START SOURCE RECORDS
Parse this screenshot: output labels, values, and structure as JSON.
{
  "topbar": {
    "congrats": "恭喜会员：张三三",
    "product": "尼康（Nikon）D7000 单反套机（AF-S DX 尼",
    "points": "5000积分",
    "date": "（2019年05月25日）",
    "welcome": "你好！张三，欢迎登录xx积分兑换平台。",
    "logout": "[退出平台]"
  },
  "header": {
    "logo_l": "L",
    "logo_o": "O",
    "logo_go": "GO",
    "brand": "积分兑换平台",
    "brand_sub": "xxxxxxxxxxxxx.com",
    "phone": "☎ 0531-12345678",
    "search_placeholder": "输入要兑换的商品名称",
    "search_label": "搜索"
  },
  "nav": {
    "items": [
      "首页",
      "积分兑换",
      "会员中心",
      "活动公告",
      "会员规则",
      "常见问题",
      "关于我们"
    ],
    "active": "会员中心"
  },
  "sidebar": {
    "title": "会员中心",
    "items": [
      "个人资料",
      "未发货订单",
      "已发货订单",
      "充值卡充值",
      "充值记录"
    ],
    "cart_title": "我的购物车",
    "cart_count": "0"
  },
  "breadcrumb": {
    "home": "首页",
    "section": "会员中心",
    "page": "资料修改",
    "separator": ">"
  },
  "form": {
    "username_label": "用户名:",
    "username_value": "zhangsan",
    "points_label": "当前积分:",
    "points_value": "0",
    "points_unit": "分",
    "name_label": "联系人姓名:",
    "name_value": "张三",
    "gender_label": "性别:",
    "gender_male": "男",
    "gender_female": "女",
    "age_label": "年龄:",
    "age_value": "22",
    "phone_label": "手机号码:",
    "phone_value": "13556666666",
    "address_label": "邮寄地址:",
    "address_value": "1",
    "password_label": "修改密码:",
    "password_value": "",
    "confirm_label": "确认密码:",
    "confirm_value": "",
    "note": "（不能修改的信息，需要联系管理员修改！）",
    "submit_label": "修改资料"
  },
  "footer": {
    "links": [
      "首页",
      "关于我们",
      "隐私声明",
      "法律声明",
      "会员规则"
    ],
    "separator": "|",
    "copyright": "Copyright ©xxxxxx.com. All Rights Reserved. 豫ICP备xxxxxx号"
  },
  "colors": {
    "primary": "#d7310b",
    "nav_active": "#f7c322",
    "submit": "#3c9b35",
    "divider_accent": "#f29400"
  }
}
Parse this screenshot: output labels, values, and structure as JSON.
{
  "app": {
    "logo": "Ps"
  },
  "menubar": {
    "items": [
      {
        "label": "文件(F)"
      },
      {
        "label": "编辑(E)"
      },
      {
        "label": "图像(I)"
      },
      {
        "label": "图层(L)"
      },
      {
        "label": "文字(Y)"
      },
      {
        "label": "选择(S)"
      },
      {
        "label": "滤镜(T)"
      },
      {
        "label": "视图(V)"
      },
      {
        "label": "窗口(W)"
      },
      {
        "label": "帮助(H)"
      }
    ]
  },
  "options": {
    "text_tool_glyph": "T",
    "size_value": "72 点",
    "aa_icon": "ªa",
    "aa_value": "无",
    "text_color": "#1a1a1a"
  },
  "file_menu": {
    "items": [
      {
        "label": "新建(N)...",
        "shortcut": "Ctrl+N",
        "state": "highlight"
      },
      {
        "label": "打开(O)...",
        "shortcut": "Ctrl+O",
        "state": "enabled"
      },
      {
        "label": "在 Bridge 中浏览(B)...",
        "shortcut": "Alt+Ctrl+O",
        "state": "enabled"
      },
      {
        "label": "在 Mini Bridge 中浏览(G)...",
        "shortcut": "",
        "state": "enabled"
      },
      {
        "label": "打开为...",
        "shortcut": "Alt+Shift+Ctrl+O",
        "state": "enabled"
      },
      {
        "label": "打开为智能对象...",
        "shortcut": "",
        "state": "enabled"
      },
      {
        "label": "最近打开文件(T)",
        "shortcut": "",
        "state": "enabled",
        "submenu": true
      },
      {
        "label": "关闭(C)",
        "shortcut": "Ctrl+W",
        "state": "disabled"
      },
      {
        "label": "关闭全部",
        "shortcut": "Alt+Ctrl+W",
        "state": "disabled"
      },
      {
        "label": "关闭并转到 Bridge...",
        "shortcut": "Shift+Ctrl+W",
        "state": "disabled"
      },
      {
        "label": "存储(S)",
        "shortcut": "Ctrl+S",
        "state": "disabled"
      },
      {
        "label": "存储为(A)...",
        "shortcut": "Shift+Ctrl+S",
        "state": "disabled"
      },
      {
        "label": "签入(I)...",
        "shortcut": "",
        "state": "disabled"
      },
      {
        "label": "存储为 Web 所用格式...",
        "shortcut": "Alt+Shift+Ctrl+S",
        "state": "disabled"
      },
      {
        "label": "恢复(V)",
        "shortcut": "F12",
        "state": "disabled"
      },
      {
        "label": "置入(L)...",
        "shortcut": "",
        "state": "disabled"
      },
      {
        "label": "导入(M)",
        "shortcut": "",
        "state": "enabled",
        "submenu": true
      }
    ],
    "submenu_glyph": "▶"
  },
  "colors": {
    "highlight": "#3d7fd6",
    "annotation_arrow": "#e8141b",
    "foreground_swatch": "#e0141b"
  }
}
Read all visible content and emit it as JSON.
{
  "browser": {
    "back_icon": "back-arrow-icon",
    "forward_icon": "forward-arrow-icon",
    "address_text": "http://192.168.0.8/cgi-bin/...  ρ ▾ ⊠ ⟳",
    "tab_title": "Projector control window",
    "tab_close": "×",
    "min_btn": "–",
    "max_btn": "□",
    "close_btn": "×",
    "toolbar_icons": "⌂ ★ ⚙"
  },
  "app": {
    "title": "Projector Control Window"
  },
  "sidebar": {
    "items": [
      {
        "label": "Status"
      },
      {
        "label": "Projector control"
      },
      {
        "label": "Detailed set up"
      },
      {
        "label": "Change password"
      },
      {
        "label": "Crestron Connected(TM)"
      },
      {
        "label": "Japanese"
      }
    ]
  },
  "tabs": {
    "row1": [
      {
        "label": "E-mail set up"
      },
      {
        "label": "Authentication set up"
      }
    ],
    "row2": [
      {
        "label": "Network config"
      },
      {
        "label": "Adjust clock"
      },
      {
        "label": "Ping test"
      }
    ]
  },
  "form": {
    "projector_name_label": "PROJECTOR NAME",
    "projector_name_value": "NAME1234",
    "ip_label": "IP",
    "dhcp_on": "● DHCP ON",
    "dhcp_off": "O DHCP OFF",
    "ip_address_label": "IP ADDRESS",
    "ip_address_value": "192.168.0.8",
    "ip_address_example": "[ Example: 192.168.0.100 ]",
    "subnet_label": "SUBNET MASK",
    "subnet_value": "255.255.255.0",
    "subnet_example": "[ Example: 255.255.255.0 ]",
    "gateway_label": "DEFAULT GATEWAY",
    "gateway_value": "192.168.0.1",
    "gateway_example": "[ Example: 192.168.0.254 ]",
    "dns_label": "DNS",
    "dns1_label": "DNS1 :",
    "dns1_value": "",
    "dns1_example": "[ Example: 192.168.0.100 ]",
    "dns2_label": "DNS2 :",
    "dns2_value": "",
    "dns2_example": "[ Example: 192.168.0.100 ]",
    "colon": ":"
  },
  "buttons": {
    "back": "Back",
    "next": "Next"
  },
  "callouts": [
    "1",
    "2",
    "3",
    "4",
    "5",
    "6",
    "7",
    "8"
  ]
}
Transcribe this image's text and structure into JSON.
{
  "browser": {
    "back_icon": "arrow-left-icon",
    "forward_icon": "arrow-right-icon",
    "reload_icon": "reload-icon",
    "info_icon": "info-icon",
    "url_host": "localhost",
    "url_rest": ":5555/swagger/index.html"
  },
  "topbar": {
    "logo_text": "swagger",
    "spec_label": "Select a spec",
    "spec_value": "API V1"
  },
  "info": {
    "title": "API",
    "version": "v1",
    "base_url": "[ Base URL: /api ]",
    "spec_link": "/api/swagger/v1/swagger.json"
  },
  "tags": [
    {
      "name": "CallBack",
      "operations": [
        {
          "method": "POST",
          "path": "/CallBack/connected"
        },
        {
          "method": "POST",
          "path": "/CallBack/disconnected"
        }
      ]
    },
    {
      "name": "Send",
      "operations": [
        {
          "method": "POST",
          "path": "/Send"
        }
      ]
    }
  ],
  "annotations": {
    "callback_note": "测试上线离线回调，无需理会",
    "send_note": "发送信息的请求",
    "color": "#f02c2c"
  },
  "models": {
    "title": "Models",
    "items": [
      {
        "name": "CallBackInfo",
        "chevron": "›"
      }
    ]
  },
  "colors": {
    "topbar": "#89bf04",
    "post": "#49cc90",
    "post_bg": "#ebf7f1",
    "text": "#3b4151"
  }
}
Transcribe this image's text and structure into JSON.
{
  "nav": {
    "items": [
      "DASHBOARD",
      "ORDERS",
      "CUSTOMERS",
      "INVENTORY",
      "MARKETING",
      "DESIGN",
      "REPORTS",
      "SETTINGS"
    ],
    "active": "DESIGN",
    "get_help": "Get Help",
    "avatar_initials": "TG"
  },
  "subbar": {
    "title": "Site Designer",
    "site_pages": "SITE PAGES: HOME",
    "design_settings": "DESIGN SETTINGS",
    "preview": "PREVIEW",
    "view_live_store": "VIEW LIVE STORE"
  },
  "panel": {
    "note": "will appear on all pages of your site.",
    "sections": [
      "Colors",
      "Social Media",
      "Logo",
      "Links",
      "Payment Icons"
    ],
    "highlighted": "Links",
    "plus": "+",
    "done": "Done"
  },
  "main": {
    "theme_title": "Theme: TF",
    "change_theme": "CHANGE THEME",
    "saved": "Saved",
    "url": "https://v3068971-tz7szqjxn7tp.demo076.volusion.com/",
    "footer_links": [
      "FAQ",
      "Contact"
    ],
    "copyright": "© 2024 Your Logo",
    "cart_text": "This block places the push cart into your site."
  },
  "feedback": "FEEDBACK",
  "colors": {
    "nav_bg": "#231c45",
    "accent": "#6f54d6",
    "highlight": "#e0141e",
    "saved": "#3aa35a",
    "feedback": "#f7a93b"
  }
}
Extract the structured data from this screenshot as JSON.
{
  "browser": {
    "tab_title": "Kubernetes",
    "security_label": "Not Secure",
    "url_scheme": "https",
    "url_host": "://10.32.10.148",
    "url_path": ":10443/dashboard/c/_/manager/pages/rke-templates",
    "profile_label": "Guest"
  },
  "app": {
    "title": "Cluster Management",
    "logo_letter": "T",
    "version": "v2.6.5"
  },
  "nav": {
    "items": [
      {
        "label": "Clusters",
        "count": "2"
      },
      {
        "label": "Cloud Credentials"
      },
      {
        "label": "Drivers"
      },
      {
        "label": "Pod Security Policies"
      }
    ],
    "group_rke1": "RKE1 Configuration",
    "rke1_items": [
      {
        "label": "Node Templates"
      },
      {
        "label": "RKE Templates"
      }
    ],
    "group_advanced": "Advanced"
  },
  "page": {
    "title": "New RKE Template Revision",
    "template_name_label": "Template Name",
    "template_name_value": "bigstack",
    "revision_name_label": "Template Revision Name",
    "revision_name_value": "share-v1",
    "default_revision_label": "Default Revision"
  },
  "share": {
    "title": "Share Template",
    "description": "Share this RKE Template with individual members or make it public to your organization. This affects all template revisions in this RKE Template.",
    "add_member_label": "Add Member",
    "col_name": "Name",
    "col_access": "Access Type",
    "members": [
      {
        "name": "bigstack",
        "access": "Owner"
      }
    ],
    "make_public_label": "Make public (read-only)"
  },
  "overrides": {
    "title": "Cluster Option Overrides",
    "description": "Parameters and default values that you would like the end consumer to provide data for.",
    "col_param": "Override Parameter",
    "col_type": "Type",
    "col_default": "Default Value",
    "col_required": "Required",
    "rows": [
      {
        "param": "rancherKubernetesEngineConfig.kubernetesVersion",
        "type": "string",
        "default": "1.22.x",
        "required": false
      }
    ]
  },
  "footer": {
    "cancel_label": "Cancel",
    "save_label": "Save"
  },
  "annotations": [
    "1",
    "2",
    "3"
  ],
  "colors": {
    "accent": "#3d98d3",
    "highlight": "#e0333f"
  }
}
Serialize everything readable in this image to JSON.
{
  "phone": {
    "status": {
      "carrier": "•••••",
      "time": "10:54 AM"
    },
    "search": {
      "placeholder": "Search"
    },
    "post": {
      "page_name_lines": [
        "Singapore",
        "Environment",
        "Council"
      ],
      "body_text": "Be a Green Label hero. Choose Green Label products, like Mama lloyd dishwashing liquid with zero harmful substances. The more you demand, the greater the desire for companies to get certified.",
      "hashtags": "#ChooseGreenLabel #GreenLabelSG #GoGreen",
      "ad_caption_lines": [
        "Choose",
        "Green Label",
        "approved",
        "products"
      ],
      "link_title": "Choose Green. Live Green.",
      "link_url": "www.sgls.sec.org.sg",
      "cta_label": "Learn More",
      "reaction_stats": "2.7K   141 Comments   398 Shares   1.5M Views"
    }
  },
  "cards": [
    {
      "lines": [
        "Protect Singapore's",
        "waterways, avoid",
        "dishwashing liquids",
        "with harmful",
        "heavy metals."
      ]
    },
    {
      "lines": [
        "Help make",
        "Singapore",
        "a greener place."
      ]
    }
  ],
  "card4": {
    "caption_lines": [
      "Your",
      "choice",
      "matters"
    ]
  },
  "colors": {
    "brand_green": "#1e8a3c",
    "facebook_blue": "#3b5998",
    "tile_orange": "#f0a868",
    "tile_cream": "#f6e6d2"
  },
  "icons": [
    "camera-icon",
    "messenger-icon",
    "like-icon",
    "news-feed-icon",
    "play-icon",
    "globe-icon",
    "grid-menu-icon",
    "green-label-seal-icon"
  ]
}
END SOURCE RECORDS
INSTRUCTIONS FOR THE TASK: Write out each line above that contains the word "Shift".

EXERCISE RESULT:
        "shortcut": "Alt+Shift+Ctrl+O",
        "shortcut": "Shift+Ctrl+W",
        "shortcut": "Shift+Ctrl+S",
        "shortcut": "Alt+Shift+Ctrl+S",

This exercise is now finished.